In meetings with law enforcement over the course of several months during the investigation, Clark falsely stated that she did not know who sent the messages and attempted to dissuade law enforcement from pursuing the investigation any further, expressing concern that the investigation was harming her reputation and “tearing the city apart.” Clark also falsely claimed to be a victim and stated that she received threatening text messages from unknown phone numbers, when, in fact she sent the messages to herself. Additionally, over the course of the investigation, Clark falsely accused at least five other, innocent individuals of sending the threatening text messages – including the victim’s fellow police officers, a City employee and her own son. 

The investigation revealed that a total of approximately 99 threatening messages were sent from fictitious phone numbers purchased through a mobile app. Phone and internet records revealed that these numbers were purchased by Clark and that these accounts sent each of the threatening messages. Clark made false statements to law enforcement denying that she had downloaded a mobile app with which she purchased the fictitious phone numbers to send the messages. Clark later admitted that she did indeed send the messages and downloaded the app.

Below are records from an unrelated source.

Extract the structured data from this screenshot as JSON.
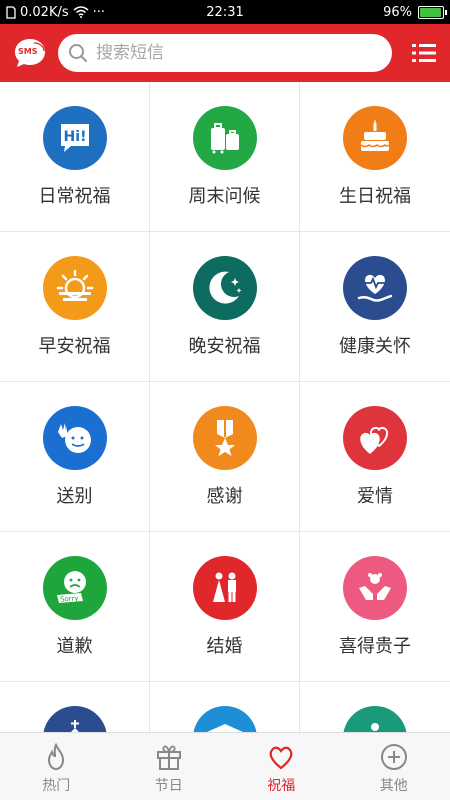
{
  "status_bar": {
    "speed": "0.02K/s",
    "dots": "···",
    "time": "22:31",
    "battery": "96%",
    "battery_level": 0.96
  },
  "header": {
    "logo_text": "SMS",
    "search_placeholder": "搜索短信"
  },
  "categories": [
    {
      "label": "日常祝福",
      "icon": "hi-bubble-icon",
      "color": "#1f6fc1"
    },
    {
      "label": "周末问候",
      "icon": "luggage-icon",
      "color": "#22a845"
    },
    {
      "label": "生日祝福",
      "icon": "cake-icon",
      "color": "#f07d16"
    },
    {
      "label": "早安祝福",
      "icon": "sunrise-icon",
      "color": "#f39a19"
    },
    {
      "label": "晚安祝福",
      "icon": "moon-stars-icon",
      "color": "#0e6b5f"
    },
    {
      "label": "健康关怀",
      "icon": "heart-pulse-hand-icon",
      "color": "#2b4d8f"
    },
    {
      "label": "送别",
      "icon": "waving-face-icon",
      "color": "#1a6fd0"
    },
    {
      "label": "感谢",
      "icon": "medal-icon",
      "color": "#f08a1d"
    },
    {
      "label": "爱情",
      "icon": "hearts-icon",
      "color": "#e0343c"
    },
    {
      "label": "道歉",
      "icon": "sorry-face-icon",
      "color": "#1ea53c",
      "extra_text": "Sorry"
    },
    {
      "label": "结婚",
      "icon": "wedding-couple-icon",
      "color": "#e0282c"
    },
    {
      "label": "喜得贵子",
      "icon": "baby-hands-icon",
      "color": "#ee5a7f"
    },
    {
      "label": "",
      "icon": "church-icon",
      "color": "#2b4d8f"
    },
    {
      "label": "",
      "icon": "graduation-cap-icon",
      "color": "#1e8fd6"
    },
    {
      "label": "",
      "icon": "person-teal-icon",
      "color": "#1a9a7a"
    }
  ],
  "tabs": [
    {
      "label": "热门",
      "icon": "flame-icon",
      "active": false
    },
    {
      "label": "节日",
      "icon": "gift-icon",
      "active": false
    },
    {
      "label": "祝福",
      "icon": "heart-icon",
      "active": true
    },
    {
      "label": "其他",
      "icon": "plus-circle-icon",
      "active": false
    }
  ],
  "colors": {
    "brand_red": "#e0282c",
    "tab_inactive": "#888888"
  }
}
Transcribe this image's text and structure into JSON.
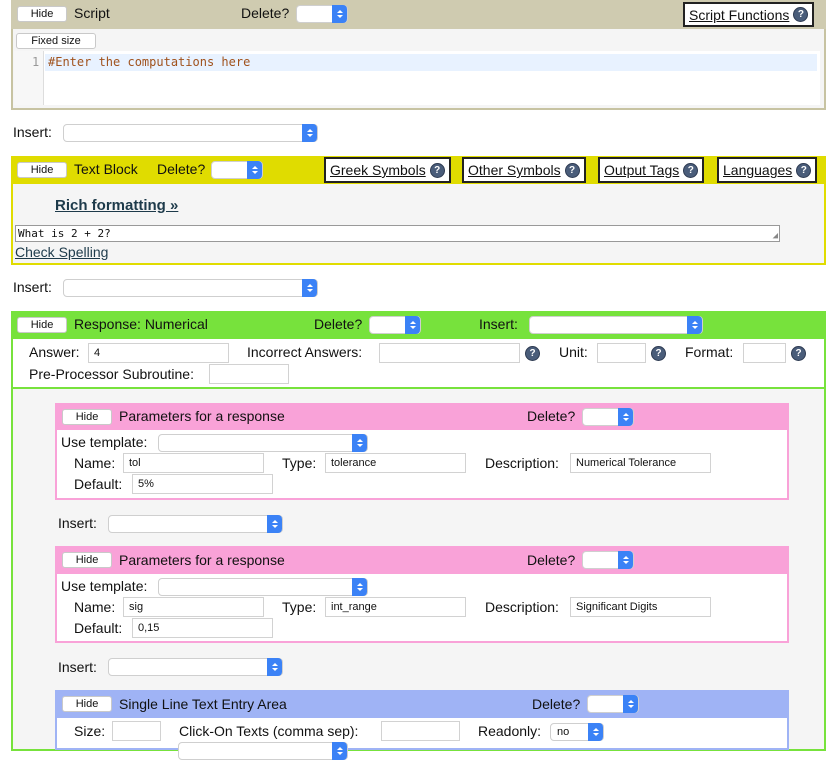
{
  "script": {
    "hide": "Hide",
    "title": "Script",
    "delete_label": "Delete?",
    "functions_link": "Script Functions",
    "fixed_size": "Fixed size",
    "line_no": "1",
    "code": "#Enter the computations here"
  },
  "insert_label": "Insert:",
  "text_block": {
    "hide": "Hide",
    "title": "Text Block",
    "delete_label": "Delete?",
    "greek": "Greek Symbols",
    "other": "Other Symbols",
    "output": "Output Tags",
    "languages": "Languages",
    "rich": "Rich formatting »",
    "content": "What is 2 + 2?",
    "spell": "Check Spelling"
  },
  "response": {
    "hide": "Hide",
    "title": "Response: Numerical",
    "delete_label": "Delete?",
    "insert_label": "Insert:",
    "answer_label": "Answer:",
    "answer_value": "4",
    "incorrect_label": "Incorrect Answers:",
    "unit_label": "Unit:",
    "format_label": "Format:",
    "preproc_label": "Pre-Processor Subroutine:"
  },
  "params": [
    {
      "hide": "Hide",
      "title": "Parameters for a response",
      "delete_label": "Delete?",
      "template_label": "Use template:",
      "name_label": "Name:",
      "name_value": "tol",
      "type_label": "Type:",
      "type_value": "tolerance",
      "desc_label": "Description:",
      "desc_value": "Numerical Tolerance",
      "default_label": "Default:",
      "default_value": "5%"
    },
    {
      "hide": "Hide",
      "title": "Parameters for a response",
      "delete_label": "Delete?",
      "template_label": "Use template:",
      "name_label": "Name:",
      "name_value": "sig",
      "type_label": "Type:",
      "type_value": "int_range",
      "desc_label": "Description:",
      "desc_value": "Significant Digits",
      "default_label": "Default:",
      "default_value": "0,15"
    }
  ],
  "text_entry": {
    "hide": "Hide",
    "title": "Single Line Text Entry Area",
    "delete_label": "Delete?",
    "size_label": "Size:",
    "clickon_label": "Click-On Texts (comma sep):",
    "readonly_label": "Readonly:",
    "readonly_value": "no"
  },
  "colors": {
    "script_header": "#cfcbb0",
    "script_border": "#c7c3a2",
    "text_block": "#e0dc00",
    "response": "#77e23c",
    "params": "#f9a2d8",
    "text_entry": "#9fb3f5",
    "panel_bg": "#f5f5f5"
  }
}
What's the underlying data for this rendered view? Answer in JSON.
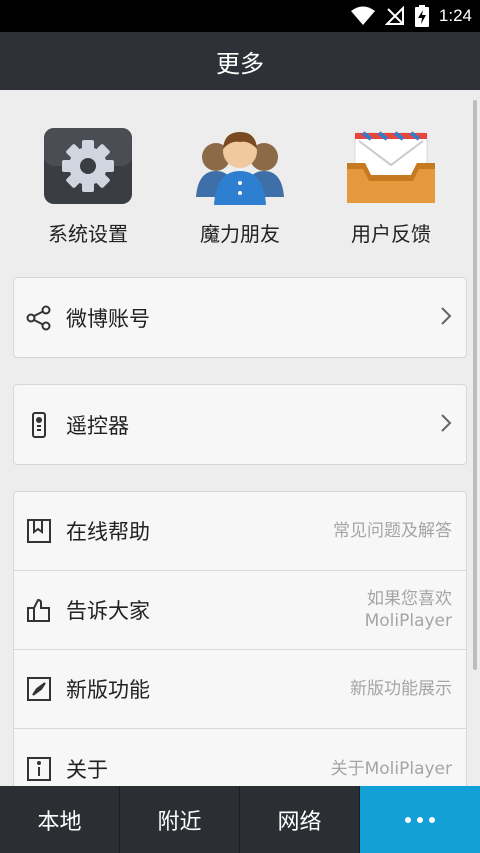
{
  "status": {
    "time": "1:24"
  },
  "header": {
    "title": "更多"
  },
  "quick": [
    {
      "label": "系统设置",
      "icon": "gear-icon"
    },
    {
      "label": "魔力朋友",
      "icon": "friends-icon"
    },
    {
      "label": "用户反馈",
      "icon": "mail-tray-icon"
    }
  ],
  "weibo": {
    "label": "微博账号",
    "icon": "share-icon"
  },
  "remote": {
    "label": "遥控器",
    "icon": "remote-icon"
  },
  "list": {
    "help": {
      "label": "在线帮助",
      "sub": "常见问题及解答"
    },
    "share": {
      "label": "告诉大家",
      "sub1": "如果您喜欢",
      "sub2": "MoliPlayer"
    },
    "features": {
      "label": "新版功能",
      "sub": "新版功能展示"
    },
    "about": {
      "label": "关于",
      "sub": "关于MoliPlayer"
    }
  },
  "tabs": [
    {
      "label": "本地"
    },
    {
      "label": "附近"
    },
    {
      "label": "网络"
    }
  ],
  "colors": {
    "accent": "#12a0d7",
    "titlebar": "#2e3238",
    "tabbar": "#2b2e33"
  }
}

Acting U.S. Attorney Levy and FBI SAC Cohen made the announcement. Assistant U.S. Attorney Neil L. Desroches of the Springfield Branch Office prosecuted the case. 

Updated May 1, 2024